[Data extracted from a collection]
== Segment start ==

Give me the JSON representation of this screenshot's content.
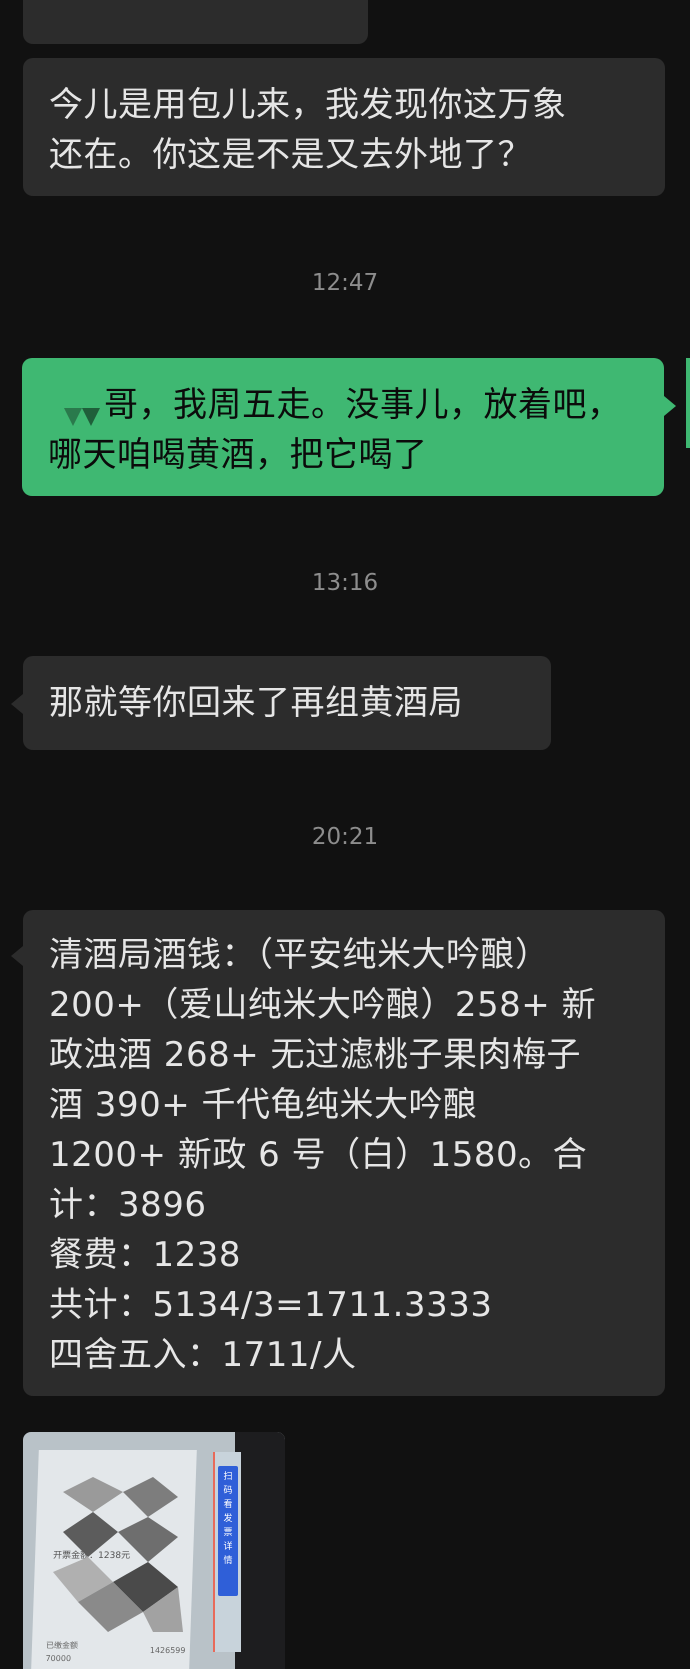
{
  "messages": [
    {
      "side": "in",
      "lines": [
        "今儿是用包儿来，我发现你这万象",
        "还在。你这是不是又去外地了？"
      ]
    },
    {
      "time": "12:47"
    },
    {
      "side": "out",
      "lines": [
        "哥，我周五走。没事儿，放着吧，",
        "哪天咱喝黄酒，把它喝了"
      ]
    },
    {
      "time": "13:16"
    },
    {
      "side": "in",
      "lines": [
        "那就等你回来了再组黄酒局"
      ]
    },
    {
      "time": "20:21"
    },
    {
      "side": "in",
      "lines": [
        "清酒局酒钱：（平安纯米大吟酿）",
        "200+（爱山纯米大吟酿）258+ 新",
        "政浊酒 268+ 无过滤桃子果肉梅子",
        "酒 390+ 千代龟纯米大吟酿",
        "1200+ 新政 6 号（白）1580。合",
        "计：3896",
        "餐费：1238",
        "共计：5134/3=1711.3333",
        "四舍五入：1711/人"
      ]
    }
  ],
  "image_message": {
    "receipt_text": "开票金额：1238元",
    "footer_left": "已缴金额",
    "footer_left_value": "70000",
    "footer_right_value": "1426599",
    "side_chars": [
      "扫",
      "码",
      "看",
      "发",
      "票",
      "详",
      "情"
    ]
  },
  "colors": {
    "background": "#111111",
    "incoming_bubble": "#2c2c2c",
    "outgoing_bubble": "#3fb872",
    "timestamp": "#8d8d8d"
  }
}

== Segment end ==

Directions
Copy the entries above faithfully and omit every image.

Task result
Give me the JSON representation of this screenshot's content.
{
  "messages": [
    {
      "side": "in",
      "lines": [
        "今儿是用包儿来，我发现你这万象",
        "还在。你这是不是又去外地了？"
      ]
    },
    {
      "time": "12:47"
    },
    {
      "side": "out",
      "lines": [
        "哥，我周五走。没事儿，放着吧，",
        "哪天咱喝黄酒，把它喝了"
      ]
    },
    {
      "time": "13:16"
    },
    {
      "side": "in",
      "lines": [
        "那就等你回来了再组黄酒局"
      ]
    },
    {
      "time": "20:21"
    },
    {
      "side": "in",
      "lines": [
        "清酒局酒钱：（平安纯米大吟酿）",
        "200+（爱山纯米大吟酿）258+ 新",
        "政浊酒 268+ 无过滤桃子果肉梅子",
        "酒 390+ 千代龟纯米大吟酿",
        "1200+ 新政 6 号（白）1580。合",
        "计：3896",
        "餐费：1238",
        "共计：5134/3=1711.3333",
        "四舍五入：1711/人"
      ]
    }
  ],
  "image_message": {
    "receipt_text": "开票金额：1238元",
    "footer_left": "已缴金额",
    "footer_left_value": "70000",
    "footer_right_value": "1426599",
    "side_chars": [
      "扫",
      "码",
      "看",
      "发",
      "票",
      "详",
      "情"
    ]
  },
  "colors": {
    "background": "#111111",
    "incoming_bubble": "#2c2c2c",
    "outgoing_bubble": "#3fb872",
    "timestamp": "#8d8d8d"
  }
}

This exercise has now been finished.